We use cookies to improve your experience, some are essential for the operation of this site.

St Nicholas, Fyfield, Essex

(51°44′16″N, 0°16′36″E)
TL 573 068
pre-1974 traditional (England and Wales) Essex
now Essex
medieval London
now Chelmsford
  • Ann Hilder
  • Ron Baxter
19 October 1997 (AH), 07 December 2013 (RB)

Please use this link to cite this page - https://www.crsbi.ac.uk/view-item?i=6095.

Find out how to cite the CRSBI website here.

Feature Sets

Fyfield is a large village in SW Essex on the Roman road from London to Bury St Edmund’s and midway between Harlow and Chelmsford. The village is in the arable farmland N of the A414, and the church and Fyfield Hall stand at its eastern edge. St Nicholas’s church has an aisled nave, chancel and a central tower between them. The nave has N and S doorways, the N under a porch. The oldest part of the building is the plain 12thc tower, which has a blocked, plain 12thc window in the S wall and another in the W. The tower was strengthened and its upper parts rebuilt in by J. B. Papworth in 1817, and he might have added the weatherboarded spire. The nave is also 12thc, but aisles were added in two 13thc phases. The chancel is of the early 14thc. Further restorations were carried out in 1852-53 (Stephen Webb) and 1892-93 (C. H. M. Mileham). The only Romanesque feature is the Purbeck font.


A manor of 40 acres was held by Beorhtmaer in 1066 and by Richard from Count Eustace on 1086. There was also woodlnad for 24 pigs and 20 acres of meadow. A second manor of 80 acres was held by Alwine in 1066 and by Iwain from Count Eustace on 1086. This had woodland for 50 pigs and 10 acres of meadow.

Two further manors in Fyfield were held by Roger from John FitzWaleran in 1086. The first, of 1½ hides and 30 acres, had belonged to Leofric in 1066 and contained woodland for 400 pigs, 10 acres of meadow and a mille. The other, of 30 acres, included woodland for 40 pigs and 8 acres of meadow.

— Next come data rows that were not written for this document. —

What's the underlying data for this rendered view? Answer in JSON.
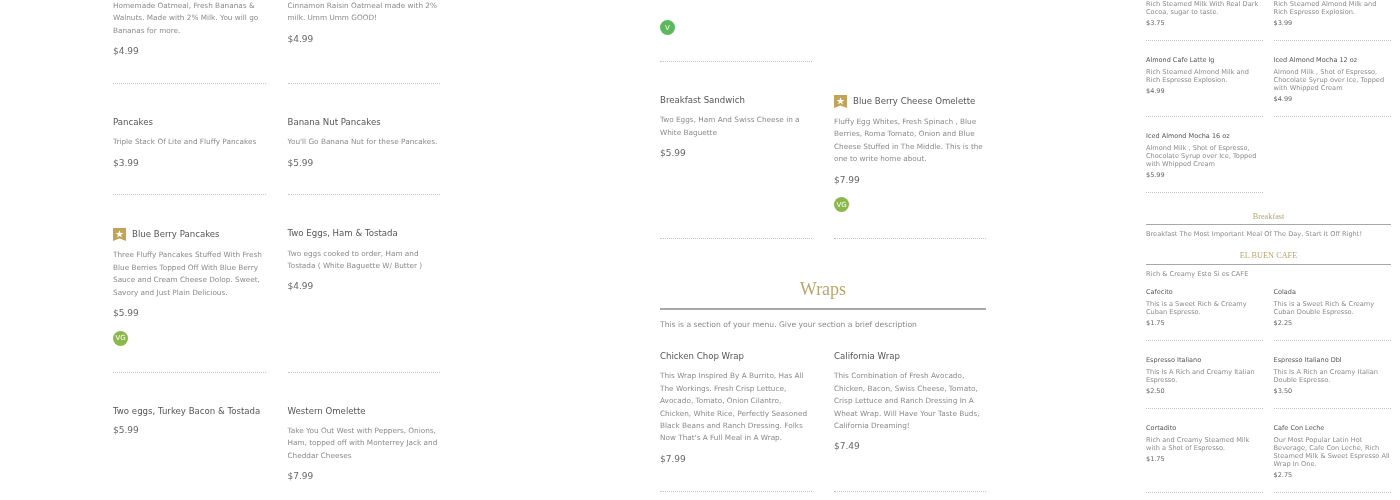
{
  "panels": [
    {
      "blocks": [
        {
          "kind": "row",
          "items": [
            {
              "featured": false,
              "description": "Homemade Oatmeal, Fresh Bananas & Walnuts. Made with 2% Milk. You will go Bananas for more.",
              "price": "$4.99"
            },
            {
              "featured": false,
              "description": "Cinnamon Raisin Oatmeal made with 2% milk. Umm Umm GOOD!",
              "price": "$4.99"
            }
          ]
        },
        {
          "kind": "row",
          "items": [
            {
              "featured": false,
              "name": "Pancakes",
              "description": "Triple Stack Of Lite and Fluffy Pancakes",
              "price": "$3.99"
            },
            {
              "featured": false,
              "name": "Banana Nut Pancakes",
              "description": "You'll Go Banana Nut for these Pancakes.",
              "price": "$5.99"
            }
          ]
        },
        {
          "kind": "row",
          "items": [
            {
              "featured": true,
              "name": "Blue Berry Pancakes",
              "description": "Three Fluffy Pancakes Stuffed With Fresh Blue Berries Topped Off With Blue Berry Sauce and Cream Cheese Dolop. Sweet, Savory and Just Plain Delicious.",
              "price": "$5.99",
              "badge": {
                "label": "VG",
                "color": "#8bb84a"
              }
            },
            {
              "featured": false,
              "name": "Two Eggs,  Ham & Tostada",
              "description": "Two eggs cooked to order, Ham and Tostada ( White Baguette W/ Butter )",
              "price": "$4.99"
            }
          ]
        },
        {
          "kind": "row",
          "items": [
            {
              "featured": false,
              "name": "Two eggs,  Turkey Bacon & Tostada",
              "price": "$5.99"
            },
            {
              "featured": false,
              "name": "Western Omelette",
              "description": "Take You Out West with Peppers, Onions, Ham, topped off with Monterrey Jack and Cheddar Cheeses",
              "price": "$7.99"
            }
          ]
        }
      ]
    },
    {
      "blocks": [
        {
          "kind": "row",
          "items": [
            {
              "featured": false,
              "badge": {
                "label": "V",
                "color": "#5cb85c"
              }
            },
            {
              "featured": false
            }
          ]
        },
        {
          "kind": "row",
          "items": [
            {
              "featured": false,
              "name": "Breakfast Sandwich",
              "description": "Two Eggs, Ham And Swiss Cheese in a White Baguette",
              "price": "$5.99"
            },
            {
              "featured": true,
              "name": "Blue Berry Cheese Omelette",
              "description": "Fluffy Egg Whites, Fresh Spinach , Blue Berries, Roma Tomato, Onion and Blue Cheese Stuffed in The Middle. This is the one to write home about.",
              "price": "$7.99",
              "badge": {
                "label": "VG",
                "color": "#8bb84a"
              }
            }
          ]
        },
        {
          "kind": "section",
          "title": "Wraps",
          "description": "This is a section of your menu. Give your section a brief description"
        },
        {
          "kind": "row",
          "items": [
            {
              "featured": false,
              "name": "Chicken Chop Wrap",
              "description": "This Wrap Inspired By A Burrito, Has All The Workings. Fresh Crisp Lettuce, Avocado, Tomato, Onion Cilantro, Chicken, White Rice, Perfectly Seasoned Black Beans and Ranch Dressing. Folks Now That's A Full Meal in A Wrap.",
              "price": "$7.99"
            },
            {
              "featured": false,
              "name": "California Wrap",
              "description": "This Combination of Fresh Avocado, Chicken, Bacon, Swiss Cheese, Tomato, Crisp Lettuce and Ranch Dressing In A Wheat Wrap. Will Have Your Taste Buds, California Dreaming!",
              "price": "$7.49"
            }
          ]
        }
      ]
    },
    {
      "blocks": [
        {
          "kind": "row",
          "items": [
            {
              "featured": false,
              "description": "Rich Steamed Milk With Real Dark Cocoa, sugar to taste.",
              "price": "$3.75"
            },
            {
              "featured": false,
              "description": "Rich Steamed Almond Milk and Rich Espresso Explosion.",
              "price": "$3.99"
            }
          ]
        },
        {
          "kind": "row",
          "items": [
            {
              "featured": false,
              "name": "Almond Cafe Latte lg",
              "description": "Rich Steamed Almond Milk and Rich Espresso Explosion.",
              "price": "$4.99"
            },
            {
              "featured": false,
              "name": "Iced Almond Mocha 12 oz",
              "description": "Almond Milk , Shot of Espresso, Chocolate Syrup over Ice, Topped with Whipped Cream",
              "price": "$4.99"
            }
          ]
        },
        {
          "kind": "row",
          "items": [
            {
              "featured": false,
              "name": "Iced Almond Mocha 16 oz",
              "description": "Almond Milk , Shot of Espresso, Chocolate Syrup over Ice, Topped with Whipped Cream",
              "price": "$5.99"
            }
          ]
        },
        {
          "kind": "section",
          "title": "Breakfast",
          "description": "Breakfast The Most Important Meal Of The Day, Start It Off Right!"
        },
        {
          "kind": "section",
          "title": "EL BUEN CAFE",
          "description": "Rich & Creamy Esto Si es CAFE"
        },
        {
          "kind": "row",
          "items": [
            {
              "featured": false,
              "name": "Cafecito",
              "description": "This is a Sweet Rich & Creamy Cuban Espresso.",
              "price": "$1.75"
            },
            {
              "featured": false,
              "name": "Colada",
              "description": "This is a Sweet Rich & Creamy Cuban Double Espresso.",
              "price": "$2.25"
            }
          ]
        },
        {
          "kind": "row",
          "items": [
            {
              "featured": false,
              "name": "Espresso Italiano",
              "description": "This Is A Rich and Creamy Italian Espresso.",
              "price": "$2.50"
            },
            {
              "featured": false,
              "name": "Espresso Italiano Dbl",
              "description": "This Is A Rich an Creamy Italian Double Espresso.",
              "price": "$3.50"
            }
          ]
        },
        {
          "kind": "row",
          "items": [
            {
              "featured": false,
              "name": "Cortadito",
              "description": "Rich and Creamy Steamed Milk with a Shot of Espresso.",
              "price": "$1.75"
            },
            {
              "featured": false,
              "name": "Cafe Con Leche",
              "description": "Our Most Popular Latin Hot Beverage, Cafe Con Leche, Rich Steamed Milk & Sweet Espresso All Wrap In One.",
              "price": "$2.75"
            }
          ]
        }
      ]
    }
  ]
}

One of these two manors must have held the church.

In 1094 Roger, with the consent of John FitzWaleran, gave the tithes of the church to Bermondsey Priory - a gift that was confirmed in 1107 or shortly afterwards by Maud, wife of Hasculf de Tany and her son Graeland, who also gave the advowson of the church to the priory. The advowson was returned to the Lords of the Manor in 1183, and remained with them until the late 19thc .





During the 1997 visit the churchwarden supplied further information about the font. He siad that it was thrown out into the churchyard at one stage which explains its present state. Originally it was not lined, being of Purbeck marble this was not necessary. It was cracked by frost on the north side so when it was brought back into use it was given a lead lining and a cover - traces of the fastening fitting remain.

He further argued that the font was thrown out sometime in the C13 before the order to fix font covers as there is no evidence of a hasp having been fitted. Originally it stood on 4 shafts and a centre pier - see evidence of remains on underside of bowl.


English Heritage Listed Building 118380.

J. Bettley and N. Pevsner, The Buildings of England. Essex, New Haven and London 2007, 374-75.

J. Cooper, The Church Dedications and Saints’ Cults of Medieval Essex, Lancaster 2011, 134.

N. Pevsner, The Buildings of England. Essex, Harmondsworth 1954, 170.

RCHME, An Inventory of the Historical Monuments in Essex, Volume 2: Central and South West (1921), 85-87.

Victoria County History: Essex IV (1956), 46-55.